**Task statement**: Bring together copies of the lines in the data below that contain the word "since".

**Supplied information**:

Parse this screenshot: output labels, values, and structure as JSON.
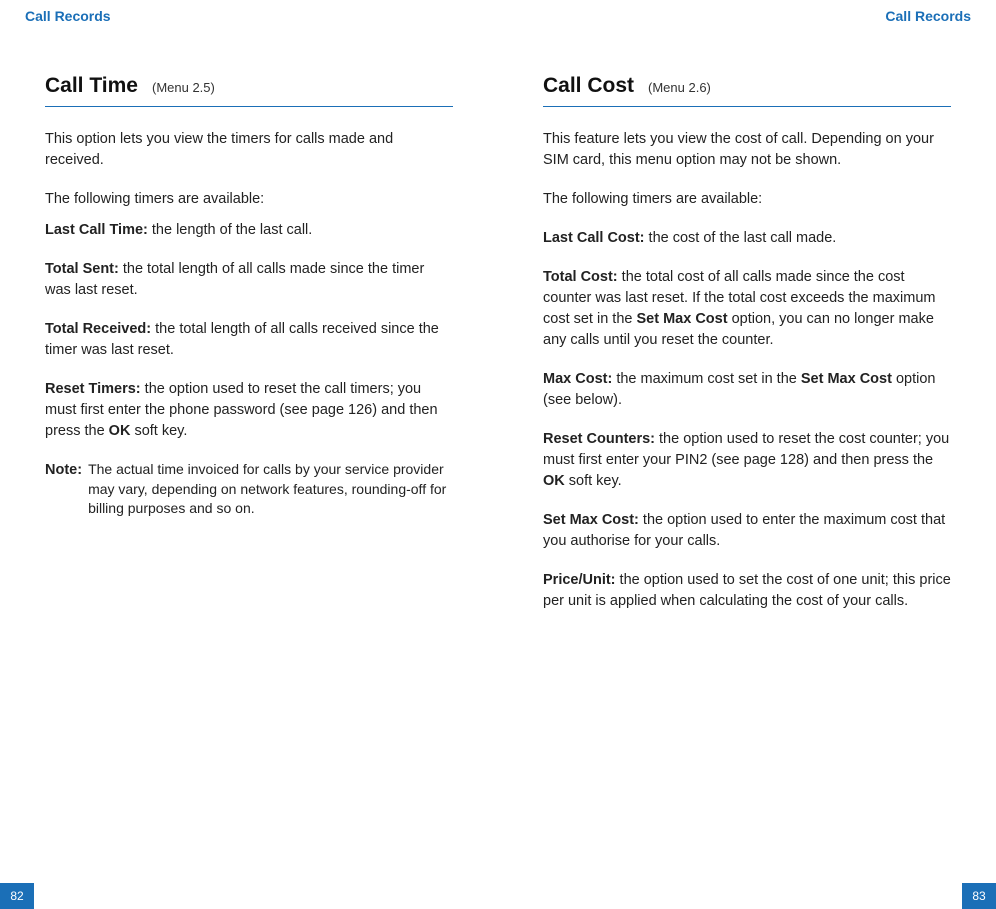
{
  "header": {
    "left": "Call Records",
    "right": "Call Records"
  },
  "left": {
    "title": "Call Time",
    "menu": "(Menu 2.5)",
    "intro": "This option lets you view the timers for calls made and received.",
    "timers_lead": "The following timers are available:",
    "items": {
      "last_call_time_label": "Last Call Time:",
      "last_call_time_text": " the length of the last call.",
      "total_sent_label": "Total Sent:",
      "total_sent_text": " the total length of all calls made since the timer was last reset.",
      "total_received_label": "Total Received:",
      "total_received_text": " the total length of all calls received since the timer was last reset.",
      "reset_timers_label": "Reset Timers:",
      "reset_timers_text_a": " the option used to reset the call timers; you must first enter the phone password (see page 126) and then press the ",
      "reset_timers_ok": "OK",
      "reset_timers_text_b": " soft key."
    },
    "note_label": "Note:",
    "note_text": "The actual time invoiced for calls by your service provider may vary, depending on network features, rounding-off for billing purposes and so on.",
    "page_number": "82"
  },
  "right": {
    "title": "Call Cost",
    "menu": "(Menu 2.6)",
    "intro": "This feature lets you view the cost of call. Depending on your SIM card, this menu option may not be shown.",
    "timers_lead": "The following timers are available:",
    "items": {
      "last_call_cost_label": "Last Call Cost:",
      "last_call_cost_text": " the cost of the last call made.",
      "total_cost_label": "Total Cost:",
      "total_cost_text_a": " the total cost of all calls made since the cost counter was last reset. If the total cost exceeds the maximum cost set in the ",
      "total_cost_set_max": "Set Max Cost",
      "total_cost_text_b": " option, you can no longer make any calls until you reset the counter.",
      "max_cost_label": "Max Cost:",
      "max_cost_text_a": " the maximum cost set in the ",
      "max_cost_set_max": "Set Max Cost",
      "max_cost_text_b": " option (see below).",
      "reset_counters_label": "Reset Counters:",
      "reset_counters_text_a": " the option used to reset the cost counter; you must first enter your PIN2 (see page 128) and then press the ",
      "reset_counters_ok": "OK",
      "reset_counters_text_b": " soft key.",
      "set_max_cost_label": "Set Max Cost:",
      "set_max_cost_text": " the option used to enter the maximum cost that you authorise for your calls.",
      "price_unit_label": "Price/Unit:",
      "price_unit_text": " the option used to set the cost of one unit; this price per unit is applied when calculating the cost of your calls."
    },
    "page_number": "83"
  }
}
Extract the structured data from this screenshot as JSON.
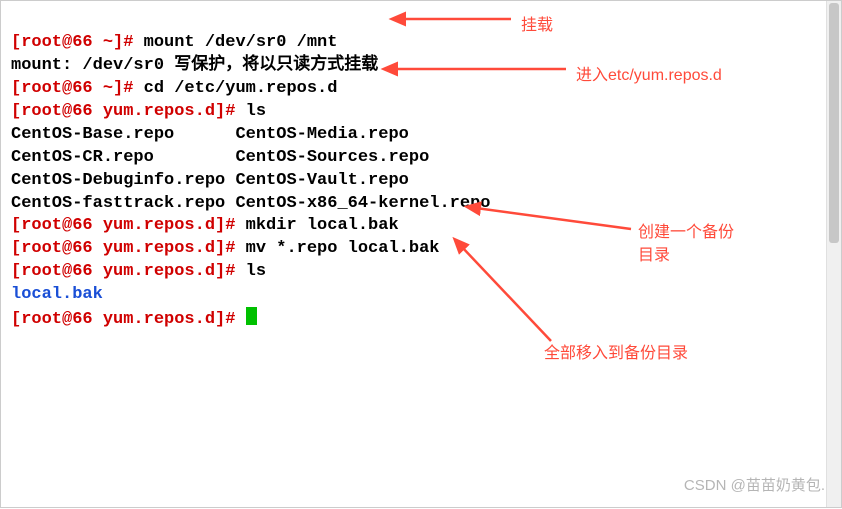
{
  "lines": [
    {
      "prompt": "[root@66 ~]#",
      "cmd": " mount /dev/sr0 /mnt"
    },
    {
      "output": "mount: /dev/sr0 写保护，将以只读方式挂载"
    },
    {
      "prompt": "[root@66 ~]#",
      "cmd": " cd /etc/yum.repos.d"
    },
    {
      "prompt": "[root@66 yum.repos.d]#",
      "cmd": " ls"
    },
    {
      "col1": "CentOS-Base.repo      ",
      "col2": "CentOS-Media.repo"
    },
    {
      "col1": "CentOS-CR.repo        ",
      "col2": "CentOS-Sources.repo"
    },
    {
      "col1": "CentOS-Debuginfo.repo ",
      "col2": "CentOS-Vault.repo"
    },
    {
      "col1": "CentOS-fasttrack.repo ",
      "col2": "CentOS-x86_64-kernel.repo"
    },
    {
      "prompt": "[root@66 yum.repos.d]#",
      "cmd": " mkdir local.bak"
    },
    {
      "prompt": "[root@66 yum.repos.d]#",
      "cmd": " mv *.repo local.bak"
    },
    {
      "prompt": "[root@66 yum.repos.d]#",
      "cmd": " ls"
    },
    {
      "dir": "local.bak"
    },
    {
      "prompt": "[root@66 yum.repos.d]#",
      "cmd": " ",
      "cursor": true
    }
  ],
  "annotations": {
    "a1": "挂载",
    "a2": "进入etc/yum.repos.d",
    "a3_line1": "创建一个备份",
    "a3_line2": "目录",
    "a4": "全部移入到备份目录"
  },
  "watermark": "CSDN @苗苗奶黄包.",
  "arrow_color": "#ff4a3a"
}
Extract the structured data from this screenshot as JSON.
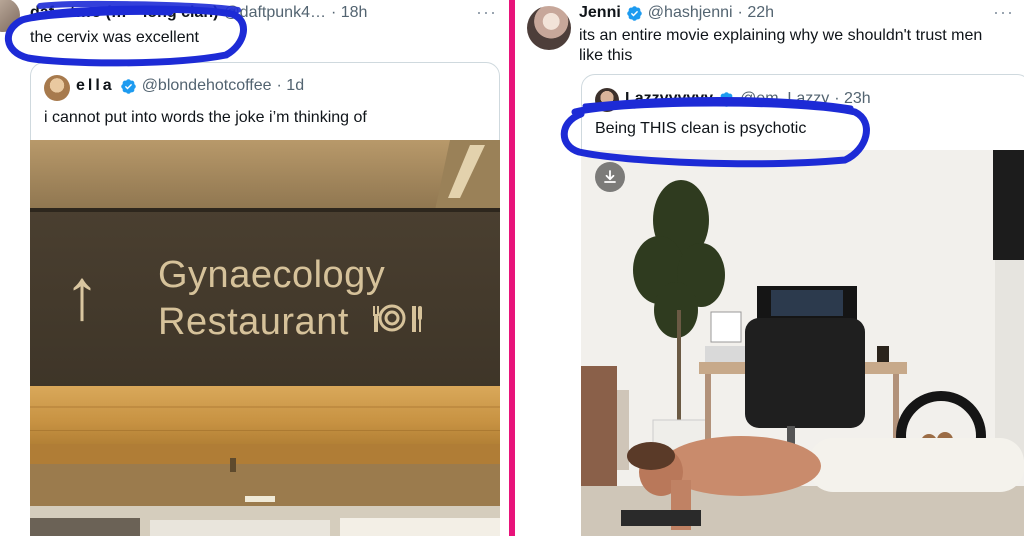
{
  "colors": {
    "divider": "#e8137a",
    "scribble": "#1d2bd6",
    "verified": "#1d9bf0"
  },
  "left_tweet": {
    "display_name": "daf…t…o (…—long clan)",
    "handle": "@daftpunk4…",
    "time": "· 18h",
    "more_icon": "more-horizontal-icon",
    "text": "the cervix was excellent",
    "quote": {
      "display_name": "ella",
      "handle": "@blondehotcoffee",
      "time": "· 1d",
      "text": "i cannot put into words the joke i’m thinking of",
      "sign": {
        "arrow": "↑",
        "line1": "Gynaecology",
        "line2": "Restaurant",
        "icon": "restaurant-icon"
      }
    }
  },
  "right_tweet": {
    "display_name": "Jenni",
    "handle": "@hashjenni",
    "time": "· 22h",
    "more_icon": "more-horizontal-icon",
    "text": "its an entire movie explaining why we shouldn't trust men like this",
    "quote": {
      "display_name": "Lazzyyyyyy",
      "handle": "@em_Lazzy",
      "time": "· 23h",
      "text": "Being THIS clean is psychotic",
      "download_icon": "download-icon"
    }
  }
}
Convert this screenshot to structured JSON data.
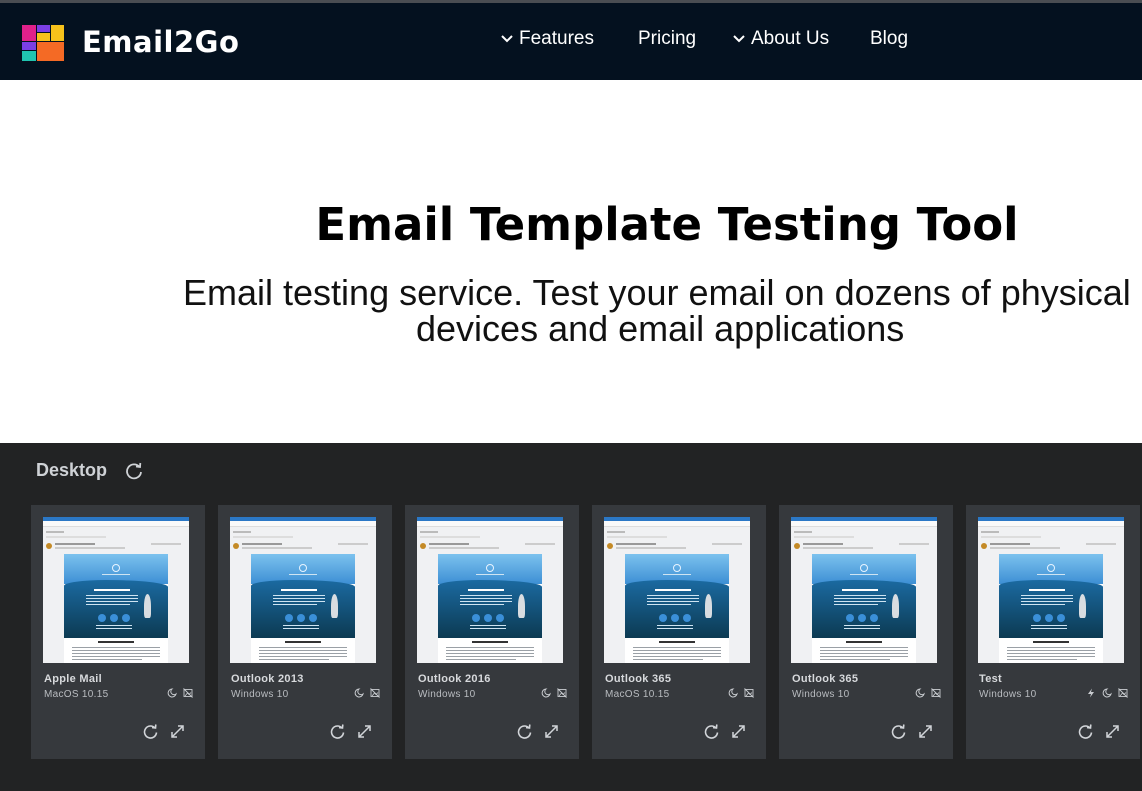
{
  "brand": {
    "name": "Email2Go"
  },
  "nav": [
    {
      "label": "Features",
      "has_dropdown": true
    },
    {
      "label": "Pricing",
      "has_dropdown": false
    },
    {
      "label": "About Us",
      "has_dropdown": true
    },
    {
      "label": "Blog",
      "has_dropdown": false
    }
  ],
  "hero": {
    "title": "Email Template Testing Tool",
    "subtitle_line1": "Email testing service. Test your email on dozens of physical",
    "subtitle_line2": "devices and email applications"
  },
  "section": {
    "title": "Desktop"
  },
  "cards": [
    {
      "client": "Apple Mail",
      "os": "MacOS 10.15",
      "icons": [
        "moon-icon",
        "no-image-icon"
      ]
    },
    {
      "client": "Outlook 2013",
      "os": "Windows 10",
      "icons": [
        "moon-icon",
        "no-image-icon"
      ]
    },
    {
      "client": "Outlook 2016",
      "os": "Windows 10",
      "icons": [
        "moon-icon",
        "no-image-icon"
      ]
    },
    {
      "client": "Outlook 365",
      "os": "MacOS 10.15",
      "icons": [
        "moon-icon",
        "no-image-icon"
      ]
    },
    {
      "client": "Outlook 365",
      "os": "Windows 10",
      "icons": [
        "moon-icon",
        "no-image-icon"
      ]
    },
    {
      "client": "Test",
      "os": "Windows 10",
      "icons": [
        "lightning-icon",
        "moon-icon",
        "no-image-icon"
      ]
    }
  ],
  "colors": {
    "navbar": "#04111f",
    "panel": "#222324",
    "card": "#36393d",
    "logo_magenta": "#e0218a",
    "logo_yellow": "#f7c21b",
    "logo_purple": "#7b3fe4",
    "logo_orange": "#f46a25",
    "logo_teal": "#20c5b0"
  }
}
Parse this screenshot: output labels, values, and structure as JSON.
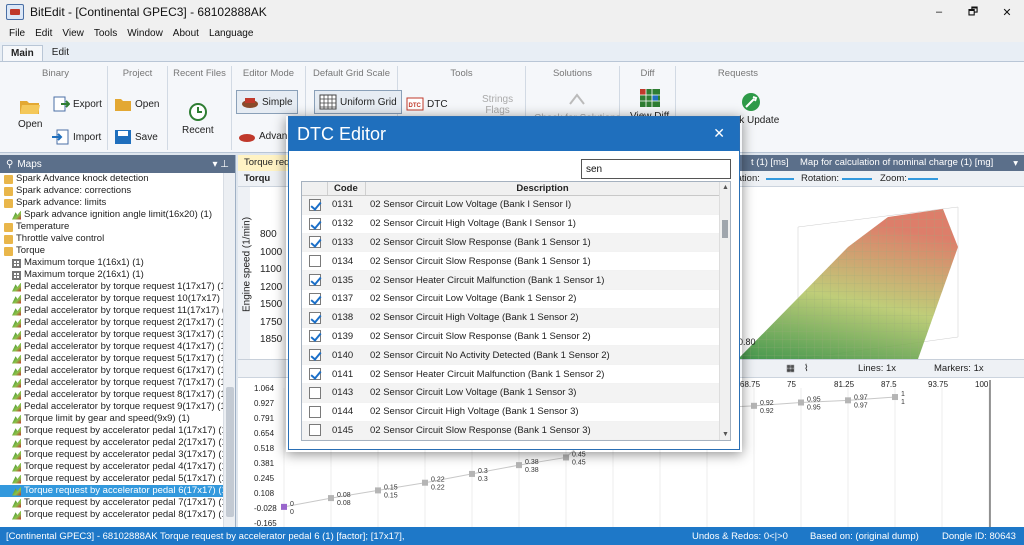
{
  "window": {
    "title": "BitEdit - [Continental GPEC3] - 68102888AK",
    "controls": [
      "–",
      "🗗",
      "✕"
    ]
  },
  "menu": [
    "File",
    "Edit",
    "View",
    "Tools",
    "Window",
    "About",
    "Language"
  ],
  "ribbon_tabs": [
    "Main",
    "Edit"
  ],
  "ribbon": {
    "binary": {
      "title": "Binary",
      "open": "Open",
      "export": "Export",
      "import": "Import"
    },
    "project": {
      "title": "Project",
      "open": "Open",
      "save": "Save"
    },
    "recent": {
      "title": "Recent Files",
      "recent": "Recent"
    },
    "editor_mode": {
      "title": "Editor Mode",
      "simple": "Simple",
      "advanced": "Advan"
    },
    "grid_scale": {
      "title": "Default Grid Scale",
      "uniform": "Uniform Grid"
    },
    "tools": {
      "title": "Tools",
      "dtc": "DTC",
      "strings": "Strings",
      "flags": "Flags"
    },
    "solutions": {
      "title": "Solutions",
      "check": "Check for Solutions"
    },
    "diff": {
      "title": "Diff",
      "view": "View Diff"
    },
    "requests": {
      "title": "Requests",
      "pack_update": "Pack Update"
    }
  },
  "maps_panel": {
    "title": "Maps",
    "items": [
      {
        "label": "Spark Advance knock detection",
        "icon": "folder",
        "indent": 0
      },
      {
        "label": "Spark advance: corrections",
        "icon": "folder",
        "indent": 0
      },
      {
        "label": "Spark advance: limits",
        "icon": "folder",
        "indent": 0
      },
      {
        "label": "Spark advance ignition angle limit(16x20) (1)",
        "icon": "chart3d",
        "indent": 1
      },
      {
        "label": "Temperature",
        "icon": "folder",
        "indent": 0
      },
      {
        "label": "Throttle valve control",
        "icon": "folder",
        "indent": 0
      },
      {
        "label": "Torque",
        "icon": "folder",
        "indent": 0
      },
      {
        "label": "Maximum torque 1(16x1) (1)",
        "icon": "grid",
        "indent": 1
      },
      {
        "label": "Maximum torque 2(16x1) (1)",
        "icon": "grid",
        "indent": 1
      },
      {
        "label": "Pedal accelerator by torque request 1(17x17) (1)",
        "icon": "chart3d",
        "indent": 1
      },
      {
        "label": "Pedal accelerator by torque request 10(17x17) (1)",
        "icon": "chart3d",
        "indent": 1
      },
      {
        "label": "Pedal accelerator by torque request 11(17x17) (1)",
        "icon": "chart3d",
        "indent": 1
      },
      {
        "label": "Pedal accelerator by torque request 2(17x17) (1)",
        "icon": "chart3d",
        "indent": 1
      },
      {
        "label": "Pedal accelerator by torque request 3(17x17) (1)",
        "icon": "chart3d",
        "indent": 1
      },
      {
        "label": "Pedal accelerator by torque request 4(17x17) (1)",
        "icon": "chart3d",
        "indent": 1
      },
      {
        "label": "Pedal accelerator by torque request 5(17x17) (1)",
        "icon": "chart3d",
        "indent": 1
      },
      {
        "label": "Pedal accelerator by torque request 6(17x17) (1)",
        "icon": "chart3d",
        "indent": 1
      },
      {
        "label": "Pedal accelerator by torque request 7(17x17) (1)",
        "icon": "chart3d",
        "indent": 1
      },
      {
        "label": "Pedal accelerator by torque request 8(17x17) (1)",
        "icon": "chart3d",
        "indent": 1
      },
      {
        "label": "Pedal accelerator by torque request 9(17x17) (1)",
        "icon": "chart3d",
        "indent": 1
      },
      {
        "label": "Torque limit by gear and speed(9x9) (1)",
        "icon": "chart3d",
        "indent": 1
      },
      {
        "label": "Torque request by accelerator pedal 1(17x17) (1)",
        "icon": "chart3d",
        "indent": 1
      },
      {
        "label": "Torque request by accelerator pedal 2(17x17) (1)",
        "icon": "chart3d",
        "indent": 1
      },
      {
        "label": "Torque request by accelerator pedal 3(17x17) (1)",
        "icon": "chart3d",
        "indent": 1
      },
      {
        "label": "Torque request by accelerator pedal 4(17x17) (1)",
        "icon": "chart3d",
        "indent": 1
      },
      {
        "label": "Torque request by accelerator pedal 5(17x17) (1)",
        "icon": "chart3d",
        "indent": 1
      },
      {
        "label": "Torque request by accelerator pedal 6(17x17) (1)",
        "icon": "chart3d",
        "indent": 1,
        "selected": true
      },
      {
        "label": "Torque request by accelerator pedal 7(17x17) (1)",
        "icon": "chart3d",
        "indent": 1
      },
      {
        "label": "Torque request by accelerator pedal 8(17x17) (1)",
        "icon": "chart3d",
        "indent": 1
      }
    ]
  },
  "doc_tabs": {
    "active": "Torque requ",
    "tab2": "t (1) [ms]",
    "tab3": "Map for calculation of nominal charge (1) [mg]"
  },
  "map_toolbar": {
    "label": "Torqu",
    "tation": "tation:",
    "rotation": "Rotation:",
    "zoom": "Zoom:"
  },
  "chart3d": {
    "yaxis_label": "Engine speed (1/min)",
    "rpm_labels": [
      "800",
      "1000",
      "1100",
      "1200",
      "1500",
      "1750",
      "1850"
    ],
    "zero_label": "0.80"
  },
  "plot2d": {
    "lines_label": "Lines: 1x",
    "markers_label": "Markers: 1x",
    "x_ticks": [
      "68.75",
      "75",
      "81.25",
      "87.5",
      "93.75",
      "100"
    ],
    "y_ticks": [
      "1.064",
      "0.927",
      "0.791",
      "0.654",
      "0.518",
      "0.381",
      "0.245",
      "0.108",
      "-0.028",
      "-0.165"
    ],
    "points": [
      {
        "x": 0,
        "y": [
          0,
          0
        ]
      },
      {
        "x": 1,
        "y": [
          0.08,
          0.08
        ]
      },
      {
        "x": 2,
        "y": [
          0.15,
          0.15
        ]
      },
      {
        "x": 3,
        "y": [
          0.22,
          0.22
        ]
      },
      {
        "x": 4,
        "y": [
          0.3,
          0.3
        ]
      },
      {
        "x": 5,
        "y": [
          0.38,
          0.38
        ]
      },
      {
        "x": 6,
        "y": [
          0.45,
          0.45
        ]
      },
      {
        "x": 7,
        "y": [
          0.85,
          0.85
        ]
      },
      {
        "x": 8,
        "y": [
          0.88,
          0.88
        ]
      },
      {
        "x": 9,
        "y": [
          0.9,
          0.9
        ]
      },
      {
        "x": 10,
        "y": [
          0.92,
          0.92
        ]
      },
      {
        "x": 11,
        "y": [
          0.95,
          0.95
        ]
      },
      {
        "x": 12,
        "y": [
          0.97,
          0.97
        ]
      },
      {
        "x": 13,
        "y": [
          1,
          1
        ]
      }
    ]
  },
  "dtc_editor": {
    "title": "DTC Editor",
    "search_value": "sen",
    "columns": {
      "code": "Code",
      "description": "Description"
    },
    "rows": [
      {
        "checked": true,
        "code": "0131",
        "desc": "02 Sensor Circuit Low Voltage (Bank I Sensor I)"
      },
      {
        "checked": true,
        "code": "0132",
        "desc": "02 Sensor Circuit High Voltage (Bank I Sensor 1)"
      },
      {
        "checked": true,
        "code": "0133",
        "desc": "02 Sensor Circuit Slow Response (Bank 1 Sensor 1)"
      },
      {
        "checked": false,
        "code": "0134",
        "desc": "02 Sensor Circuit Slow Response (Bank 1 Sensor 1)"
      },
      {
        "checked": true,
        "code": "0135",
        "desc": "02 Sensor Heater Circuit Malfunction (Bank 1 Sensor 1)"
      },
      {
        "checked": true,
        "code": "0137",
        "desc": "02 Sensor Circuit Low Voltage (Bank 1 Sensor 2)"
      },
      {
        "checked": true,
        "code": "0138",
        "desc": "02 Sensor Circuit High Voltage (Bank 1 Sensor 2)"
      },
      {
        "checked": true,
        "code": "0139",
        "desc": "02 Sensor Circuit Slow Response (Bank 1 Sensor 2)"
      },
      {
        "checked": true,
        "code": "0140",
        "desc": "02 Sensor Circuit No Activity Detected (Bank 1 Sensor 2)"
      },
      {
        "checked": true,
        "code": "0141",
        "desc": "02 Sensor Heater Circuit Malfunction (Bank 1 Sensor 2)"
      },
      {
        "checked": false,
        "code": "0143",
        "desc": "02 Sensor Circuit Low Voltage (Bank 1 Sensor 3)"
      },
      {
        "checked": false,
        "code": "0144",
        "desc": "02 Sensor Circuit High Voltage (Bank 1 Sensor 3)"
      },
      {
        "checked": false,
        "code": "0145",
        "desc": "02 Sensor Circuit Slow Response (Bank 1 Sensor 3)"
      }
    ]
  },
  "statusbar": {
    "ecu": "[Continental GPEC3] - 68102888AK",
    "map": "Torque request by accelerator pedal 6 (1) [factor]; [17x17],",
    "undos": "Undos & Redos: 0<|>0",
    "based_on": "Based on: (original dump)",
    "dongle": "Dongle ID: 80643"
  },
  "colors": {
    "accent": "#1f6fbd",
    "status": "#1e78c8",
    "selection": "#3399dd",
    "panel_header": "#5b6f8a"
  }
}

**Response to the exercise**:
      "total_sent_text": " the total length of all calls made since the timer was last reset.",
      "total_received_text": " the total length of all calls received since the timer was last reset.",
      "total_cost_text_a": " the total cost of all calls made since the cost counter was last reset. If the total cost exceeds the maximum cost set in the ",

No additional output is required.